-- Opening Marker --

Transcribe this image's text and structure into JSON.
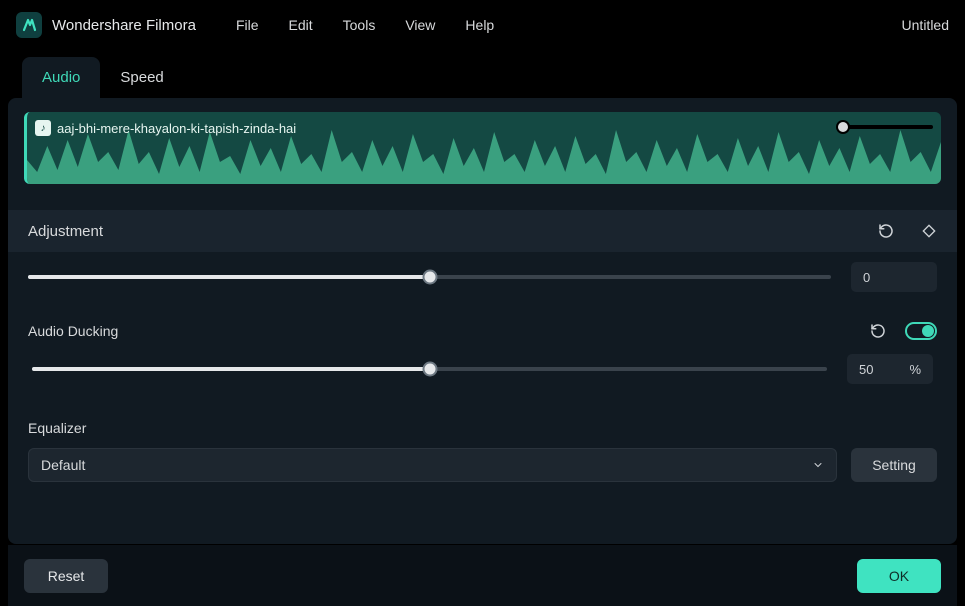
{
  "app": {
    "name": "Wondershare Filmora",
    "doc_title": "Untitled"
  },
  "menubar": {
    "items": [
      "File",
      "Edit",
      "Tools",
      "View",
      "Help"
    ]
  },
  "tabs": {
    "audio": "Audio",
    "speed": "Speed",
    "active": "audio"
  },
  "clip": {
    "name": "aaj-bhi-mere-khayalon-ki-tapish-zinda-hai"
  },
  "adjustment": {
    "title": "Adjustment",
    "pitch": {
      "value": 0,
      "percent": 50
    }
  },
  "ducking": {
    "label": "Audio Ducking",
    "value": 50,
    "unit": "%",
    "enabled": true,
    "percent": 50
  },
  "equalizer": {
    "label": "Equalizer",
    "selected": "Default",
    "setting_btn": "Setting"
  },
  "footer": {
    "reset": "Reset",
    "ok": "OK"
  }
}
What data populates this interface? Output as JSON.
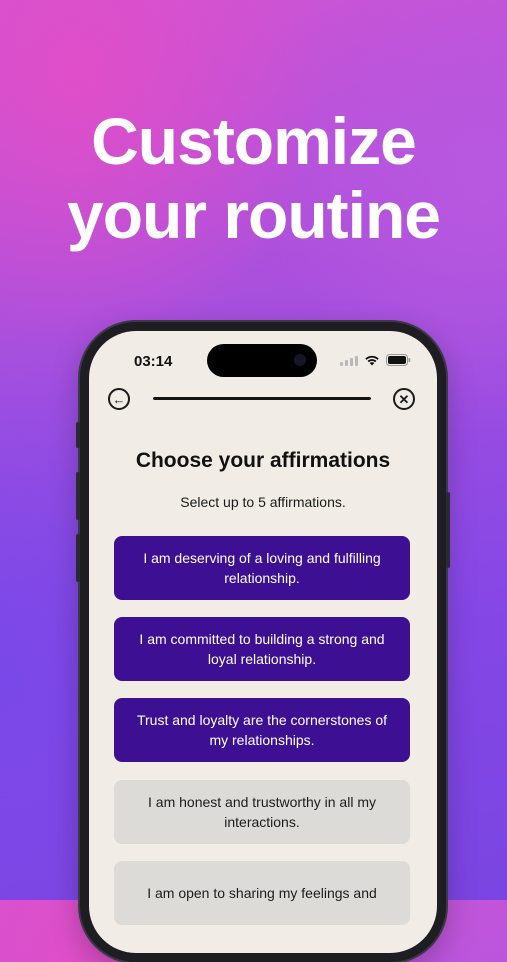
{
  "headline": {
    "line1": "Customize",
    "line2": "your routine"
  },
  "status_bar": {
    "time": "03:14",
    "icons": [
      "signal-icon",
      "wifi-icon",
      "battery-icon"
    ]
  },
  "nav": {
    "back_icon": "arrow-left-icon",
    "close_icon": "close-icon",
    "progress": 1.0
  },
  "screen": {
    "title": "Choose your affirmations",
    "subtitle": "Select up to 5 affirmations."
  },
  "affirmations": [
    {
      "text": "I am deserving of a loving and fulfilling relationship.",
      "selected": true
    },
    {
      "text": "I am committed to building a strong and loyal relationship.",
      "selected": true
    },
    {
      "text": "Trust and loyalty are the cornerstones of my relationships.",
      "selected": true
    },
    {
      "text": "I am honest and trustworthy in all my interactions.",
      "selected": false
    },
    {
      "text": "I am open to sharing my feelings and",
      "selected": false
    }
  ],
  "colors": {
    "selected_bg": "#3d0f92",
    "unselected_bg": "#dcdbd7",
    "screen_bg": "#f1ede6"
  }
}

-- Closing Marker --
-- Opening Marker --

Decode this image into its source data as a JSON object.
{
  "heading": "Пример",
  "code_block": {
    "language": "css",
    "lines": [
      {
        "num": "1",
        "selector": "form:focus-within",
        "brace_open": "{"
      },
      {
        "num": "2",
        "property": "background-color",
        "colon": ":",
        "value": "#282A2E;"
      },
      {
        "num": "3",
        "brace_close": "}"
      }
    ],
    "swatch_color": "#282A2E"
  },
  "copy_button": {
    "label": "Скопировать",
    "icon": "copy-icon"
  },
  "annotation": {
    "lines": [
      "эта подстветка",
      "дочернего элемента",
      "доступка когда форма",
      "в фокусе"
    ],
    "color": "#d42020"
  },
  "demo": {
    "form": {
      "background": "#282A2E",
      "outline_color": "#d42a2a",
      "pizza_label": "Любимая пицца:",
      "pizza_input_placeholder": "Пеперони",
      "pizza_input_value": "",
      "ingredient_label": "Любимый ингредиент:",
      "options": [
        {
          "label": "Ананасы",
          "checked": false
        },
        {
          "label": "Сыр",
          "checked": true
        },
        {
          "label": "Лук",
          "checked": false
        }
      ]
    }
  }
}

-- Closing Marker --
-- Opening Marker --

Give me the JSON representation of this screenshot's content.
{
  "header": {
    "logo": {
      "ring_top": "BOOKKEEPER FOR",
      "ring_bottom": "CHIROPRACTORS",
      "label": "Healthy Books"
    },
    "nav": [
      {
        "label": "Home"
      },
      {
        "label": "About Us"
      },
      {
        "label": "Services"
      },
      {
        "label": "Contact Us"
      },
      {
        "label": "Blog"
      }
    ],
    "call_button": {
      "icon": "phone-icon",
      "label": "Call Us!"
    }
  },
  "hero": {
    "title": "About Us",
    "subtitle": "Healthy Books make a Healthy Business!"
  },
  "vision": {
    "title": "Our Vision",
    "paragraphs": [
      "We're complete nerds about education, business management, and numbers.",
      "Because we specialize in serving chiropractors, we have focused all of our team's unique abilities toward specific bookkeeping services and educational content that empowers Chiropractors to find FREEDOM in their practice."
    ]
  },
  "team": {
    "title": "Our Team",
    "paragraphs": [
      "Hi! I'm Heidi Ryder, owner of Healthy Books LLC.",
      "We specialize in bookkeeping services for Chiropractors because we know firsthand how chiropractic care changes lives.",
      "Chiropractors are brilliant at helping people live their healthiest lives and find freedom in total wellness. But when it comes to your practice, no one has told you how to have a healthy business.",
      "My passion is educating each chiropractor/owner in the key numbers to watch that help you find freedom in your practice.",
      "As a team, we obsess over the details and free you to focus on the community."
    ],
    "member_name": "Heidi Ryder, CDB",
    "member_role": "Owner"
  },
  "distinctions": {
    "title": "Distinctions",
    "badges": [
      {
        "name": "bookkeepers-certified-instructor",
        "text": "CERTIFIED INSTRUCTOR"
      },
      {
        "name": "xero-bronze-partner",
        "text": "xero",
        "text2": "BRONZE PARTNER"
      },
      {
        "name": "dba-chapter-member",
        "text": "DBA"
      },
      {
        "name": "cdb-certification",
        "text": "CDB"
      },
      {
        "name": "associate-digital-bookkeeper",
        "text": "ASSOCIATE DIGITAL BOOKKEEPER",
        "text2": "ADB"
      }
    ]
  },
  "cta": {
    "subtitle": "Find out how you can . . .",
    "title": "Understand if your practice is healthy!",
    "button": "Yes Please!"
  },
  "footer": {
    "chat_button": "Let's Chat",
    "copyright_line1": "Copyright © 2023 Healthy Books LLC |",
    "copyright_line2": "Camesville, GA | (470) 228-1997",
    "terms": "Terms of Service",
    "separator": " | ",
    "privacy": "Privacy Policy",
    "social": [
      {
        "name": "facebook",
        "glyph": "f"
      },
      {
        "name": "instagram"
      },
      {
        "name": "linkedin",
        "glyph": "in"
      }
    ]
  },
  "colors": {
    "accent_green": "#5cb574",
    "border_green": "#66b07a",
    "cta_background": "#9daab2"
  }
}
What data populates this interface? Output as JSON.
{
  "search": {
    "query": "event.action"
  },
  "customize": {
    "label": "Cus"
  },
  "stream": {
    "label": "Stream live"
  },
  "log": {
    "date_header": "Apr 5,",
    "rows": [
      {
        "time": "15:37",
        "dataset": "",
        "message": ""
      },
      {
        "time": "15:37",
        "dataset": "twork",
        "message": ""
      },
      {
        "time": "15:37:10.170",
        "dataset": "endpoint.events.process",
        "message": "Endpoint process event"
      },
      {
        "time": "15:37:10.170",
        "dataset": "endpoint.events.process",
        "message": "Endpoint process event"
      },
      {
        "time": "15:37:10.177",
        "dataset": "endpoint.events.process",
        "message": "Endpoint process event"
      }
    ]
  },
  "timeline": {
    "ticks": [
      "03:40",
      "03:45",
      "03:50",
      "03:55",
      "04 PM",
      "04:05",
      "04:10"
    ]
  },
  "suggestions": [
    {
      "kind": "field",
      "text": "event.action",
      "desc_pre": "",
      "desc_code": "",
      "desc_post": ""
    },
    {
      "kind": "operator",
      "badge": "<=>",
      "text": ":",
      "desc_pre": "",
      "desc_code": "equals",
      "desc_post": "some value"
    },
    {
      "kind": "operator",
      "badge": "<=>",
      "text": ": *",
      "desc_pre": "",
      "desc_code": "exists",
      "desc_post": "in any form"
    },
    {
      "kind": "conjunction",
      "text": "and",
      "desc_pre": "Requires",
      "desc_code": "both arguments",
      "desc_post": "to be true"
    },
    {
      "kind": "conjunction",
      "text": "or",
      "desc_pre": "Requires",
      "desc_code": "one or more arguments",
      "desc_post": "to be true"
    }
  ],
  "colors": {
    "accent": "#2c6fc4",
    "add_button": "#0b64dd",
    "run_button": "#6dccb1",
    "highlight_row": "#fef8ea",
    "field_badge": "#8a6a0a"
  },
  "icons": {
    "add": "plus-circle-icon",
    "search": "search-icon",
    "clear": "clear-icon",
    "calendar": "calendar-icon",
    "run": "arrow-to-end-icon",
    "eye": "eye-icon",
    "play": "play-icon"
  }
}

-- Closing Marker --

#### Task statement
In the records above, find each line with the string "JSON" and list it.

#### Response area
Transcribe this image's text and structure into JSON.
What data populates this interface? Output as JSON.
Decode this image into its source data as a JSON object.
Give me the JSON representation of this screenshot's content.
What data populates this interface? Output as JSON.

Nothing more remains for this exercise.